======== Data section ========
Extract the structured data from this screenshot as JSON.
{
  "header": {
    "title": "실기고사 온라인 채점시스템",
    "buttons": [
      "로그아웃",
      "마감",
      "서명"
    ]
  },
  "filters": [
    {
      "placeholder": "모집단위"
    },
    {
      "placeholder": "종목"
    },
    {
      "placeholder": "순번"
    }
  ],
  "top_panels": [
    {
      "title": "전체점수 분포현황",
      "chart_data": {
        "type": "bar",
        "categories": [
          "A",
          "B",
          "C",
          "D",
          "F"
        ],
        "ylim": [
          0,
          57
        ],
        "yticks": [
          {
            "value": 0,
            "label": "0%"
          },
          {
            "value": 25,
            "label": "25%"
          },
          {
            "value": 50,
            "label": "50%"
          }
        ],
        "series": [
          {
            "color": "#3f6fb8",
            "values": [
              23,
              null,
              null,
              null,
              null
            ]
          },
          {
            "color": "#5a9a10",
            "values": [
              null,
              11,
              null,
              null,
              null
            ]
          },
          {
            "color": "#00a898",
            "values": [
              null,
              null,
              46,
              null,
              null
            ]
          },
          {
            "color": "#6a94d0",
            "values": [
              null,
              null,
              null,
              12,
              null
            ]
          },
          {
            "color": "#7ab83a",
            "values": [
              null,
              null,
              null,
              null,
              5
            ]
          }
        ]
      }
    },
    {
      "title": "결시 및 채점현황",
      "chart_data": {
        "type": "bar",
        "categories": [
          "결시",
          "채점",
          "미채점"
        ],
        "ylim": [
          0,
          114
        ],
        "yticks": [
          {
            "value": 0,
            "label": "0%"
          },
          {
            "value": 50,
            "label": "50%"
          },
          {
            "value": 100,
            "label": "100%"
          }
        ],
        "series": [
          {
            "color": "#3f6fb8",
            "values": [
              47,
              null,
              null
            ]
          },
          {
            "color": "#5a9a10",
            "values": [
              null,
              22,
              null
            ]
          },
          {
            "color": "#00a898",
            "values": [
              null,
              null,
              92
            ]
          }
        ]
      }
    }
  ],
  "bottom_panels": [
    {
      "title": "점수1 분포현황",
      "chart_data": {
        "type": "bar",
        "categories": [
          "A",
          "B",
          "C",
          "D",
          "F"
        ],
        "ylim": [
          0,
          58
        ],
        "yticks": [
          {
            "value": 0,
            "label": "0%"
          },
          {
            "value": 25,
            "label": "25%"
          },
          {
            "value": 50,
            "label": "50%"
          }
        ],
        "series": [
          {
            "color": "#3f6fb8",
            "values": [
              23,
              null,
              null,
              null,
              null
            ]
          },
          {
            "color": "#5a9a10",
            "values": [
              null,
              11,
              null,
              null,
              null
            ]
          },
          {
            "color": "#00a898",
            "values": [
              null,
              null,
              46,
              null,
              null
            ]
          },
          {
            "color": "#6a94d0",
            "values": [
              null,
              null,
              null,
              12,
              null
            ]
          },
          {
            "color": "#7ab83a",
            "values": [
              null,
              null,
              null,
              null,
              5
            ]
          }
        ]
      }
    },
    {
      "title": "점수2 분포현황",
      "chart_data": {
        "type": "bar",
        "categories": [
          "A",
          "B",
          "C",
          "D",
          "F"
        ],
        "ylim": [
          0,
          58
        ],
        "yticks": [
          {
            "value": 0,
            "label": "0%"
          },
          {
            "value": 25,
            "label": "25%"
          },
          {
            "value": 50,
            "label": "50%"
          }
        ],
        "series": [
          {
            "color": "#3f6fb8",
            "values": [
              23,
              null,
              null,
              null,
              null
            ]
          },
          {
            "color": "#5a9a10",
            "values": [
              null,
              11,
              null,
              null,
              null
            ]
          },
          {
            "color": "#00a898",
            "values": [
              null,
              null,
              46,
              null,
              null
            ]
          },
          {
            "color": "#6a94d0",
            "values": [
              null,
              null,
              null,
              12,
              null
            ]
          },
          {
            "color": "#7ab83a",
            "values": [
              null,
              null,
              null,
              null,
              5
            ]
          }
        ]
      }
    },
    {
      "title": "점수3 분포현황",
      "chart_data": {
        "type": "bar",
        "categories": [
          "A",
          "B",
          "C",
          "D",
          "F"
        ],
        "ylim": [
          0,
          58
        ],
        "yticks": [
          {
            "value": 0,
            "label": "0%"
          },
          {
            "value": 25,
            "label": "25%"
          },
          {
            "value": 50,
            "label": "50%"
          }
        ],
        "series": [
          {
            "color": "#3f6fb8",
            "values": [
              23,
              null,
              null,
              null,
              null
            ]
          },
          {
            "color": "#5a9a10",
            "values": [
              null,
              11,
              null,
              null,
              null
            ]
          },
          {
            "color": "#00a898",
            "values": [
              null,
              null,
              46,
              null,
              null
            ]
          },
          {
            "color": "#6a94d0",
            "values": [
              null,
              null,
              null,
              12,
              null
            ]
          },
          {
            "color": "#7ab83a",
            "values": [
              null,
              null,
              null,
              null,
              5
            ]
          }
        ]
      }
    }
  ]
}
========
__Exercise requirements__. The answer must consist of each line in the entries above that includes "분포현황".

__Expected answer__.
      "title": "전체점수 분포현황",
      "title": "점수1 분포현황",
      "title": "점수2 분포현황",
      "title": "점수3 분포현황",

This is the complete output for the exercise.